As the Tokyo Paralympics could not take place in 2020 due to the COVID pandemic, so it was played in August 2021. There were other 53 para-athletes besides him so it was a tough competition for him. This event also has Archery, Badminton, Taekwondo, Shooting, Swimming, Para-Canoeing, and Table Tennis game. Badminton and Taekwondo were introduced for the first time in this Paralympics event.

Indian Squad posing before the Tokyo Paralympics 2020

He is one of the prime contenders for the medal in Javelin Throw in this mega event. Initially, it was a slow start for him but in the end, he scored 64.01m in his fifth attempt and bagged the Bronze medal for the country. His counterpart Devendra Jhajharia won the gold medal, taking India’s medal tally to 19 which is the highest so far in the Paralympic events.

Sundar Singh Gurjar’s friends gathered outside his home after his Bronze medal at the 2020 Tokyo Paralympics

He received a rousing welcome at the Delhi Airport from his family members and supporters. He credited his success to his coach Mahavir Prasad Saini.

Awards, Honours, Achievements

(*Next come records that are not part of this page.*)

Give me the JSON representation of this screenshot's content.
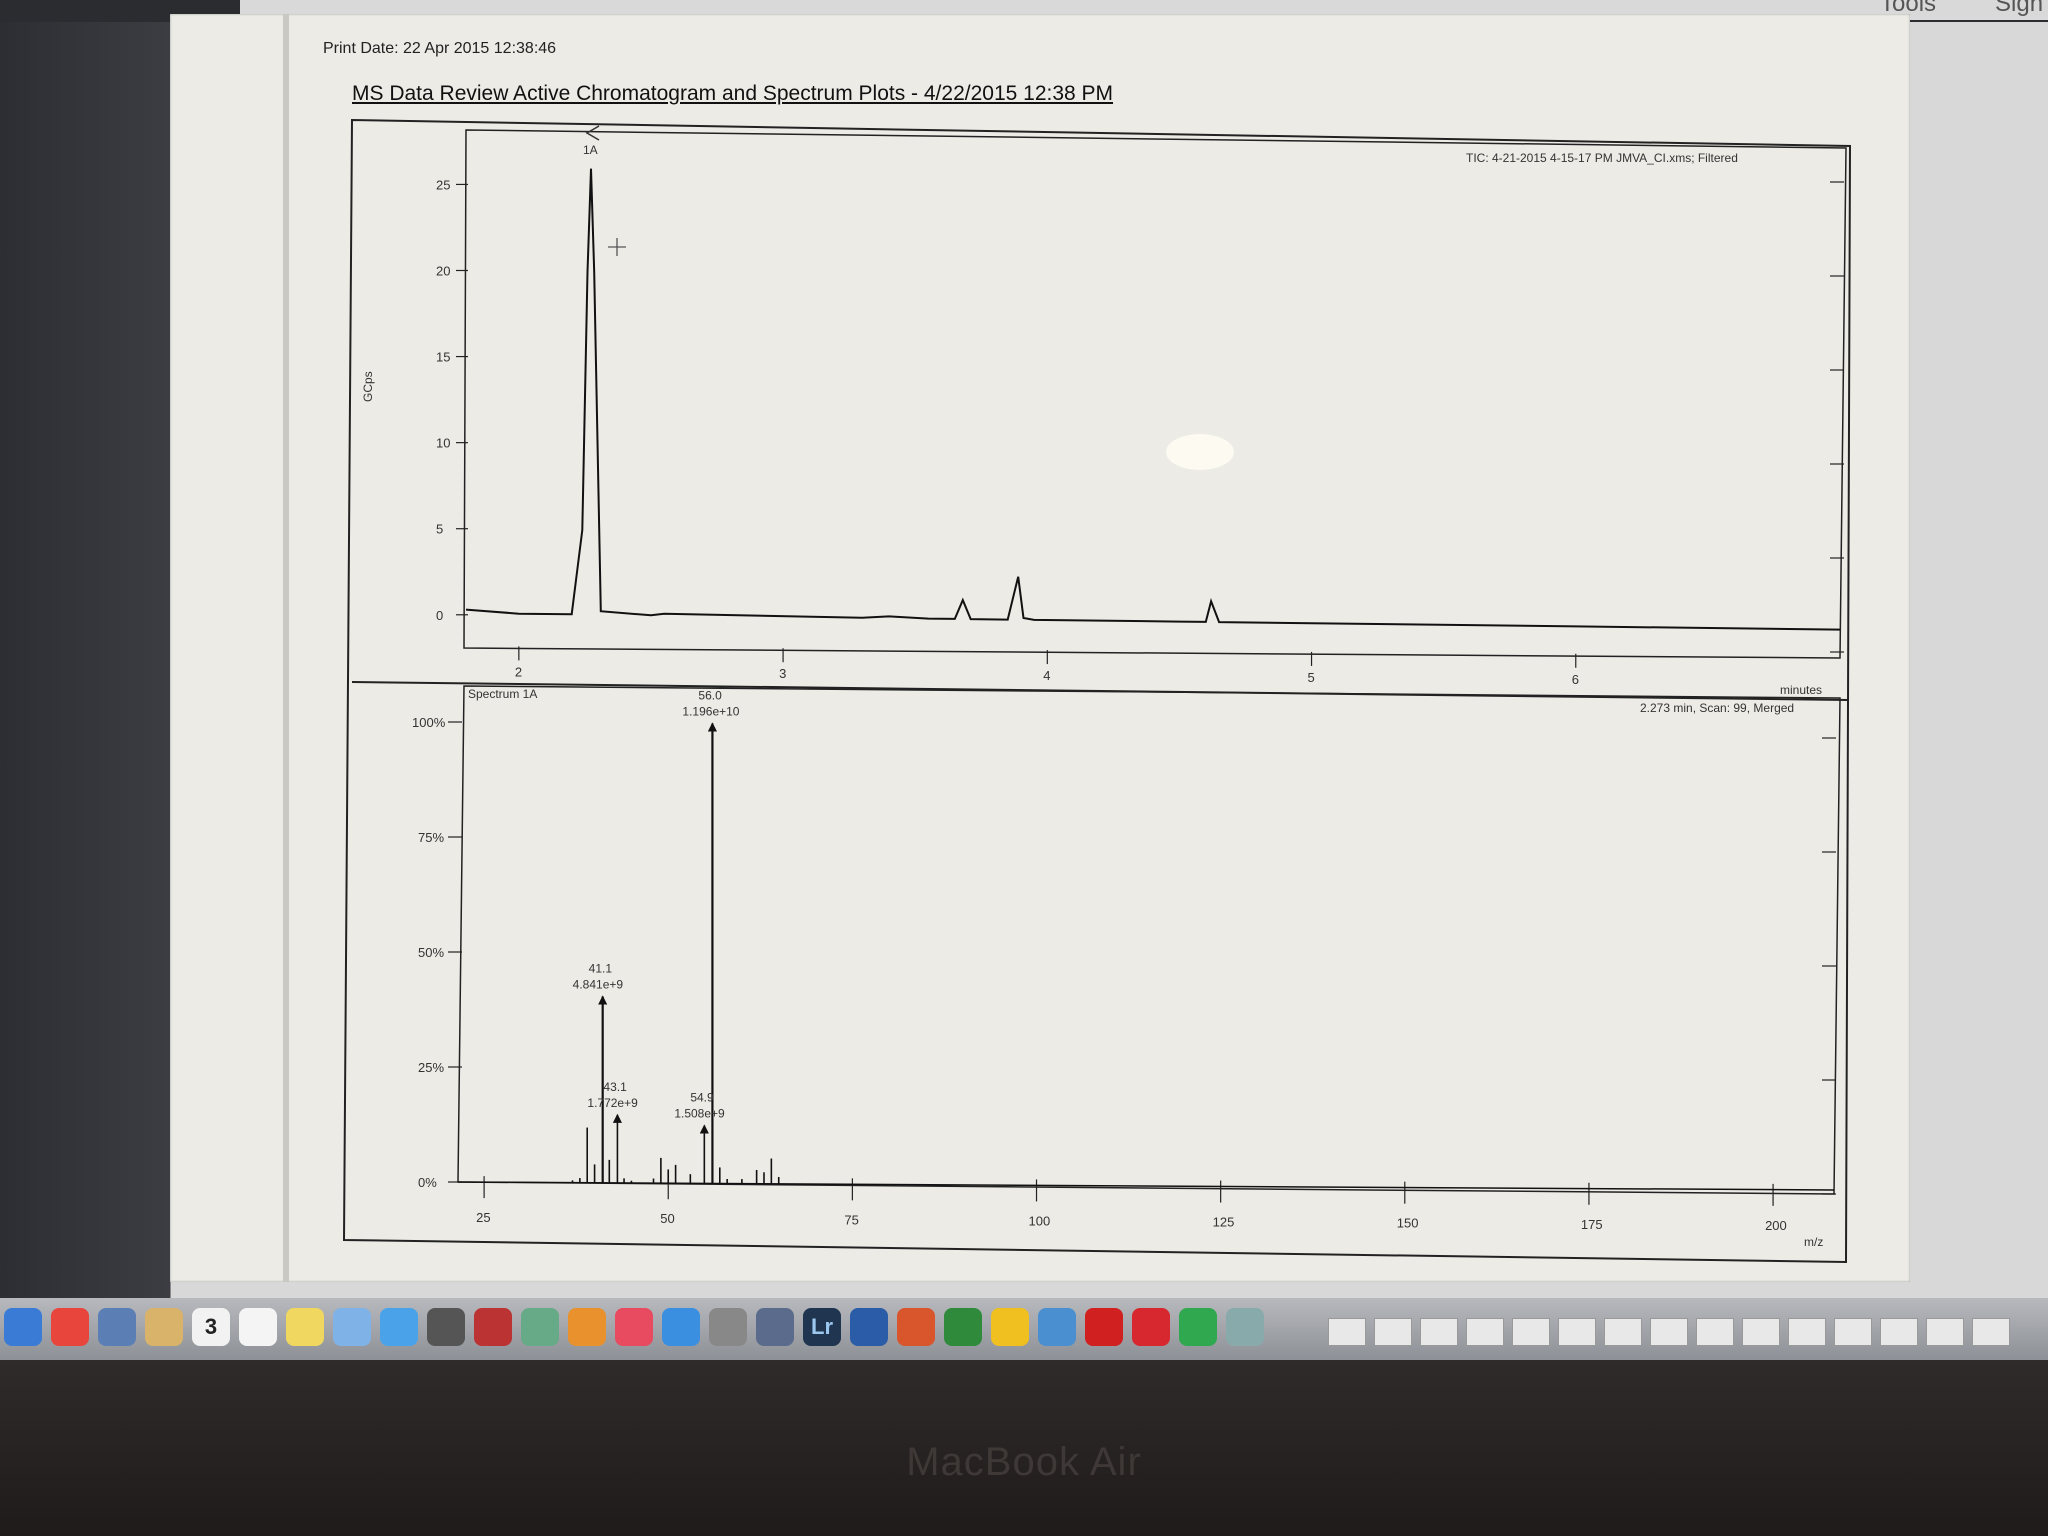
{
  "screen": {
    "device_label": "MacBook Air",
    "toolbar": {
      "tools_label": "Tools",
      "sign_label": "Sign"
    }
  },
  "page": {
    "print_date": "Print Date:  22 Apr 2015 12:38:46",
    "report_title": "MS Data Review Active Chromatogram and Spectrum Plots - 4/22/2015 12:38 PM"
  },
  "chart_data": [
    {
      "type": "line",
      "panel": "chromatogram",
      "title": "TIC: 4-21-2015 4-15-17 PM JMVA_CI.xms; Filtered",
      "ylabel": "GCps",
      "xlabel": "minutes",
      "xlim": [
        1.8,
        7.0
      ],
      "ylim": [
        -1,
        27
      ],
      "xticks": [
        "2",
        "3",
        "4",
        "5",
        "6"
      ],
      "yticks": [
        "0",
        "5",
        "10",
        "15",
        "20",
        "25"
      ],
      "peak_marker": "1A",
      "x": [
        1.8,
        2.0,
        2.2,
        2.24,
        2.26,
        2.273,
        2.285,
        2.31,
        2.5,
        2.55,
        3.3,
        3.4,
        3.55,
        3.65,
        3.68,
        3.71,
        3.85,
        3.89,
        3.91,
        3.95,
        4.5,
        4.6,
        4.62,
        4.65,
        5.0,
        6.0,
        7.0
      ],
      "y": [
        0.3,
        0.1,
        0.1,
        5.0,
        20.0,
        26.0,
        20.0,
        0.3,
        0.1,
        0.2,
        0.1,
        0.2,
        0.1,
        0.1,
        1.2,
        0.1,
        0.1,
        2.6,
        0.2,
        0.1,
        0.1,
        0.1,
        1.3,
        0.1,
        0.1,
        0.1,
        0.1
      ]
    },
    {
      "type": "bar",
      "panel": "spectrum",
      "title": "Spectrum 1A",
      "subtitle": "2.273 min, Scan: 99, Merged",
      "xlabel": "m/z",
      "ylabel": "",
      "xlim": [
        22,
        208
      ],
      "ylim": [
        0,
        100
      ],
      "xticks": [
        "25",
        "50",
        "75",
        "100",
        "125",
        "150",
        "175",
        "200"
      ],
      "yticks": [
        "0%",
        "25%",
        "50%",
        "75%",
        "100%"
      ],
      "x": [
        37,
        38,
        39,
        40,
        41.1,
        42,
        43.1,
        44,
        45,
        48,
        49,
        50,
        51,
        53,
        54.9,
        56.0,
        57,
        58,
        60,
        62,
        63,
        64,
        65
      ],
      "values": [
        0.5,
        1.0,
        12.0,
        4.0,
        40.5,
        5.0,
        14.8,
        1.0,
        0.5,
        1.0,
        5.5,
        3.0,
        4.0,
        2.0,
        12.6,
        100,
        3.5,
        1.0,
        1.0,
        3.0,
        2.5,
        5.5,
        1.5
      ],
      "annotations": [
        {
          "mz": "41.1",
          "intensity": "4.841e+9",
          "x": 41.1
        },
        {
          "mz": "43.1",
          "intensity": "1.772e+9",
          "x": 43.1
        },
        {
          "mz": "54.9",
          "intensity": "1.508e+9",
          "x": 54.9
        },
        {
          "mz": "56.0",
          "intensity": "1.196e+10",
          "x": 56.0
        }
      ]
    }
  ],
  "dock": {
    "icons": [
      "finder-icon",
      "chrome-icon",
      "preview-icon",
      "notes-icon",
      "calendar-icon",
      "textedit-icon",
      "stickies-icon",
      "photos-icon",
      "messages-icon",
      "facetime-icon",
      "photobooth-icon",
      "iphoto-icon",
      "ibooks-icon",
      "itunes-icon",
      "appstore-icon",
      "systemprefs-icon",
      "scriptedit-icon",
      "lightroom-icon",
      "word-icon",
      "powerpoint-icon",
      "excel-icon",
      "outlook-icon",
      "downloader-icon",
      "acrobat-icon",
      "creativecloud-icon",
      "evernote-icon",
      "utility-icon"
    ],
    "calendar_day": "3",
    "lightroom_label": "Lr"
  }
}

He has been honoured with multiple awards during his career, which include the prestigious Arjuna Award from the Government of India in 2019. He is also the recipient of the Sportsman of the game award at the 2016 National Championships in Gurgaon, India and the Differently Abled Athlete of the Year in the year 2017 by ESPN India.

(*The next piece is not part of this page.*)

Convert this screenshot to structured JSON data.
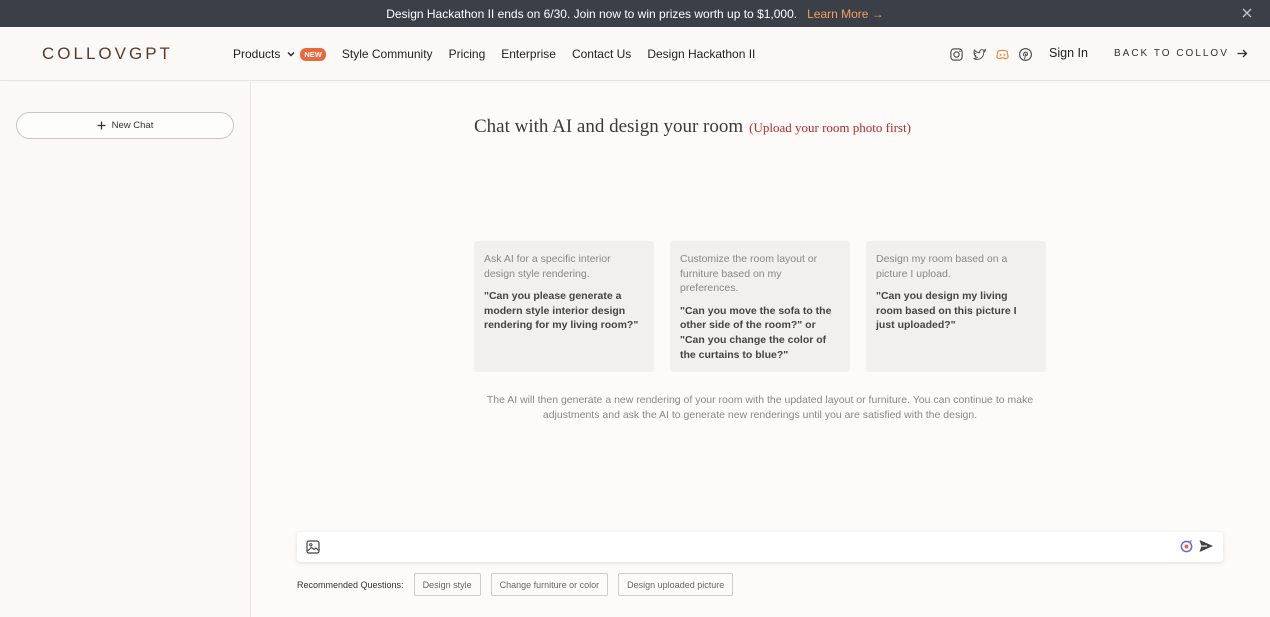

Sundar Singh Gurjar felicitated with Arjuna Award from the national Sports Minister Kiren Rijiju in 2019


  • He belongs to the F46 class category player. F46 is a specialisation for handicapped players suffering from an arm deficiency or lack of movement of arm ligaments.
  • Since childhood, he was not good at academics. When he was in the eighth standard, he told his PT teacher that he wanted to opt for sports as his career. He was highly inspired by the sportspersons like wrestler Sushil Kumar and boxer Vijender Singh. His teacher then advised him to go for the sports trials. Following the advice, he gave the trials and got selected.
  • He was a student who would seldomly bunk his classes to practice the sports and was often caught by his parents.
  • After his medal at the 2020 Tokyo Paralympics, he thanked all the people who supported him on television. He also said that

“I am extremely elated to have won a medal in Tokyo. In Rio 2016 I was disqualified, now I have won bronze.”

  • He is always regular with his training and never missed even a single session despite suffering from bad days.
  • Currently, he is working as the Assistant Conservator in the Forest Department.